When the Pharisee who had invited him saw this, he said to himself, “If this man were a prophet, he would know who is touching him and what kind of woman she is — that she is a sinner.”
This Pharisee is assuming some things. The first is that Jesus thinks the same way he does about people. This is a trap many fall into.
We think that God is like us. We spend so much time trying to get God to agree with us. We want to get God on our side.
This approach never works. Our focus should be to get into agreement with God and to join with Him on His side.
The fact is that Jesus had no problem with this woman worshiping Him. He spent a lot of His time ministering to those that the Pharisees rejected as unworthy people.
I like the way Jesus turned things around.
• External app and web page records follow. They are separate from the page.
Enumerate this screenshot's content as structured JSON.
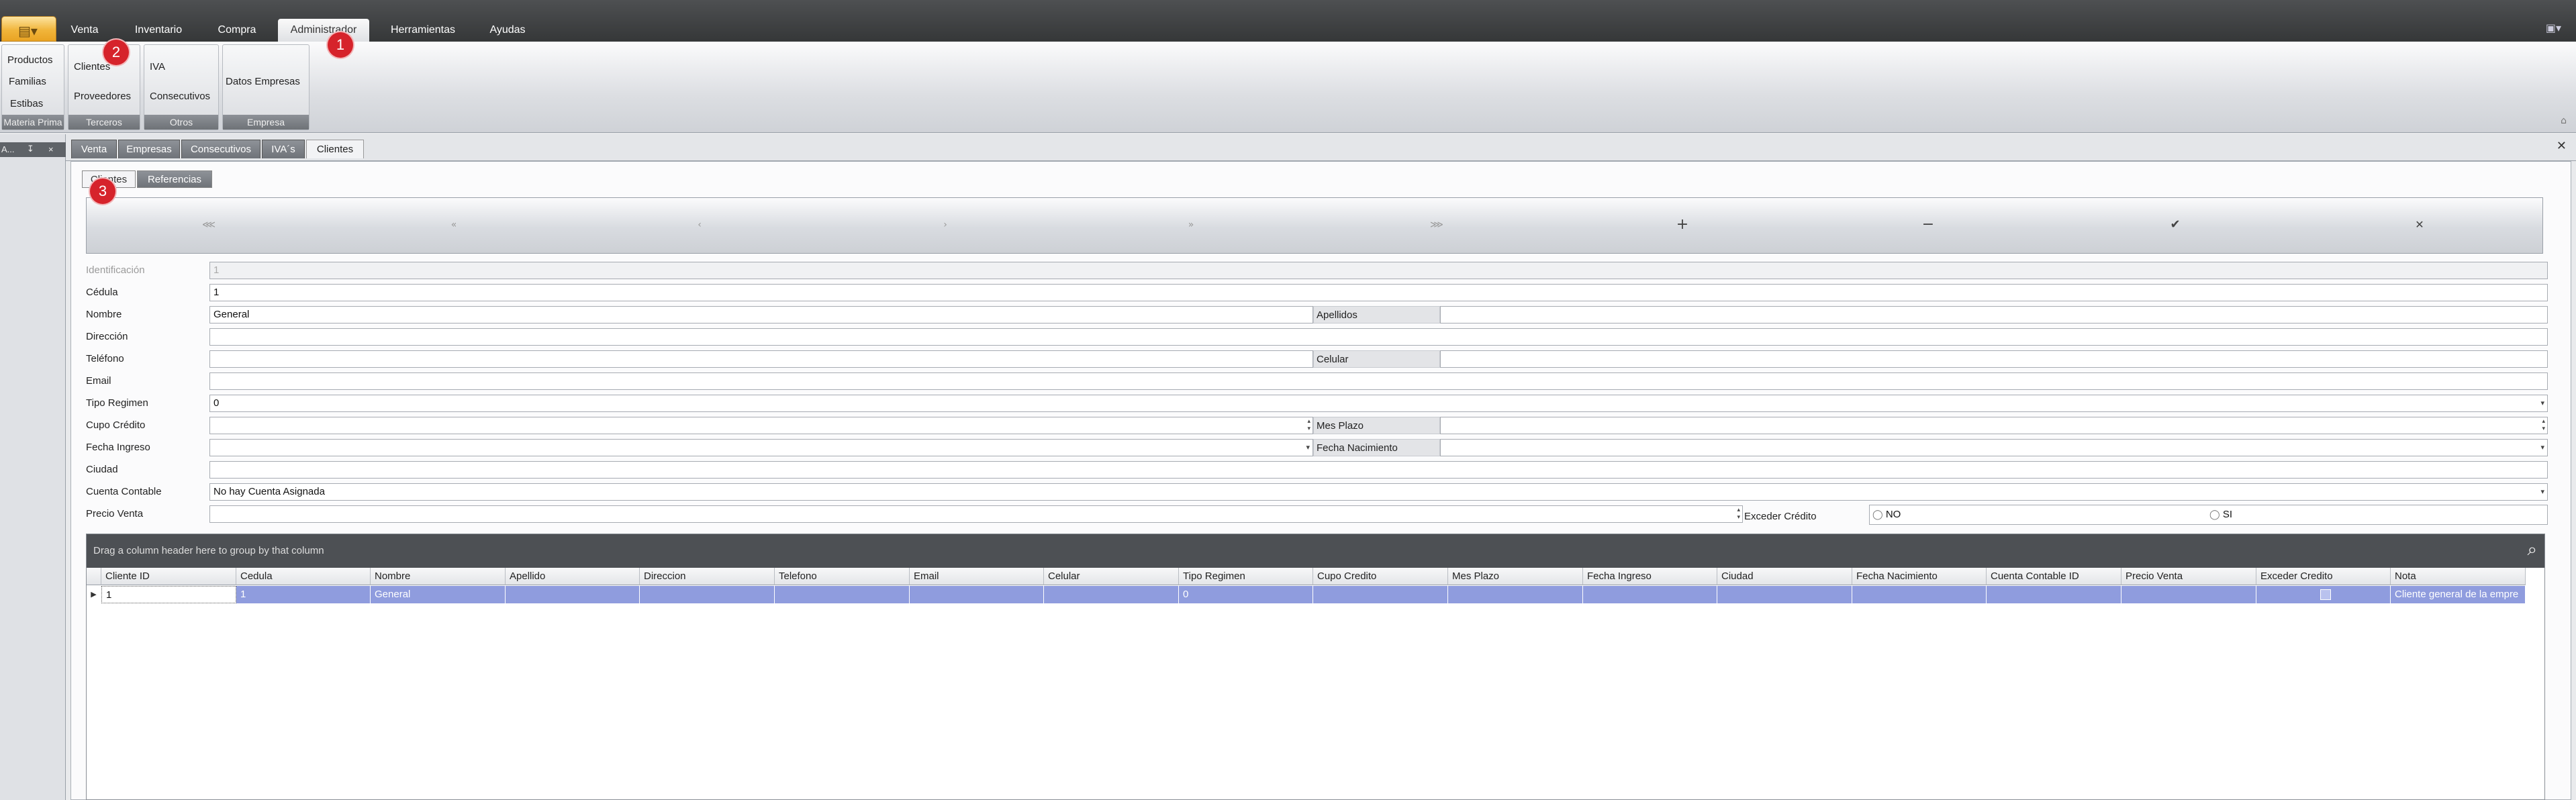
{
  "ribbon": {
    "app_button": "app-menu-icon",
    "tabs": [
      "Venta",
      "Inventario",
      "Compra",
      "Administrador",
      "Herramientas",
      "Ayudas"
    ],
    "active_tab": "Administrador",
    "groups": {
      "materia_prima": {
        "items": [
          "Productos",
          "Familias",
          "Estibas"
        ],
        "label": "Materia Prima"
      },
      "terceros": {
        "items": [
          "Clientes",
          "Proveedores"
        ],
        "label": "Terceros"
      },
      "otros": {
        "items": [
          "IVA",
          "Consecutivos"
        ],
        "label": "Otros"
      },
      "empresa": {
        "items": [
          "Datos Empresas"
        ],
        "label": "Empresa"
      }
    }
  },
  "markers": [
    "1",
    "2",
    "3"
  ],
  "left_dock": {
    "buttons": [
      "A...",
      "&#x2193;",
      "×"
    ]
  },
  "doc_tabs": [
    "Venta",
    "Empresas",
    "Consecutivos",
    "IVA´s",
    "Clientes"
  ],
  "active_doc_tab": "Clientes",
  "sub_tabs": [
    "Clientes",
    "Referencias"
  ],
  "navigator": {
    "buttons": [
      "first-icon",
      "prev-page-icon",
      "prev-icon",
      "next-icon",
      "next-page-icon",
      "last-icon",
      "add-icon",
      "remove-icon",
      "accept-icon",
      "cancel-icon"
    ],
    "glyphs": [
      "⋘",
      "«",
      "‹",
      "›",
      "»",
      "⋙",
      "+",
      "−",
      "✔",
      "✕"
    ]
  },
  "form": {
    "identificacion": {
      "label": "Identificación",
      "value": "1"
    },
    "cedula": {
      "label": "Cédula",
      "value": "1"
    },
    "nombre": {
      "label": "Nombre",
      "value": "General"
    },
    "apellidos": {
      "label": "Apellidos",
      "value": ""
    },
    "direccion": {
      "label": "Dirección",
      "value": ""
    },
    "telefono": {
      "label": "Teléfono",
      "value": ""
    },
    "celular": {
      "label": "Celular",
      "value": ""
    },
    "email": {
      "label": "Email",
      "value": ""
    },
    "tipo_regimen": {
      "label": "Tipo Regimen",
      "value": "0"
    },
    "cupo_credito": {
      "label": "Cupo Crédito",
      "value": ""
    },
    "mes_plazo": {
      "label": "Mes Plazo",
      "value": ""
    },
    "fecha_ingreso": {
      "label": "Fecha Ingreso",
      "value": ""
    },
    "fecha_nacimiento": {
      "label": "Fecha Nacimiento",
      "value": ""
    },
    "ciudad": {
      "label": "Ciudad",
      "value": ""
    },
    "cuenta_contable": {
      "label": "Cuenta Contable",
      "value": "No hay Cuenta Asignada"
    },
    "precio_venta": {
      "label": "Precio Venta",
      "value": ""
    },
    "exceder_credito": {
      "label": "Exceder Crédito",
      "options": [
        "NO",
        "SI"
      ]
    }
  },
  "grid": {
    "group_panel_text": "Drag a column header here to group by that column",
    "columns": [
      "Cliente ID",
      "Cedula",
      "Nombre",
      "Apellido",
      "Direccion",
      "Telefono",
      "Email",
      "Celular",
      "Tipo Regimen",
      "Cupo Credito",
      "Mes Plazo",
      "Fecha Ingreso",
      "Ciudad",
      "Fecha Nacimiento",
      "Cuenta Contable ID",
      "Precio Venta",
      "Exceder Credito",
      "Nota"
    ],
    "rows": [
      [
        "1",
        "1",
        "General",
        "",
        "",
        "",
        "",
        "",
        "0",
        "",
        "",
        "",
        "",
        "",
        "",
        "",
        "",
        "Cliente general de la empre"
      ]
    ]
  }
}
He asked this Pharisee a very leading question.
“Two men owed money to a certain moneylender. One owed him five hundred denarii, and the other fifty. Neither of them had the money to pay him back, so he canceled the debts of both. Now which of them will love him more?”
He gives this Pharisee a parable of two people in a hopeless, helpless situation. Knowing the whole story, we understand that this religious leader was healed of an incurable disease. He owed a great debt to the Lord that he could never repay.
Simon replied, “I suppose the one who had the bigger debt canceled.”
“You have judged correctly,” Jesus said.
Unfortunately, he still doesn’t get the point. The Lord has to tell him plainly what He’s talking about.
Then he turned toward the woman and said to Simon, “Do you see this woman? I came into your house. You did not give me any water for my feet, but she wet my feet with her tears and wiped them with her hair. You did not give me a kiss, but this woman, from the time I entered, has not stopped kissing my feet. You did not put oil on my head, but she has poured perfume on my feet. Therefore, I tell you, her many sins have been forgiven — for she loved much. But he who has been forgiven little loves little.”
Here’s the bottom line. Jesus explains the real foundation for walking in love. This woman could show love in a real way, because she understood the depth of her condition. She received a forgiveness she could have never earned on her own.
The Pharisee saw himself as a good person. He didn’t need much from God. That’s the pitfall of self-righteousness.
If I see myself as better that anyone else, I don’t show much love. It’s only when I come to realize that no matter how good I am, I could never repay the forgiveness I needed from the Lord. The “filthy rags” of my own righteous works could never bring God’s blessing.
Forgiven much or forgiven a little is all a matter of perspective. No matter how good we think we are, we’re helpless and hopeless without the Lord’s grace. Understanding this allows us to love others the way Christ does.
Question: What is God’s forgiveness worth to you?
© 2022 Nick Zaccardi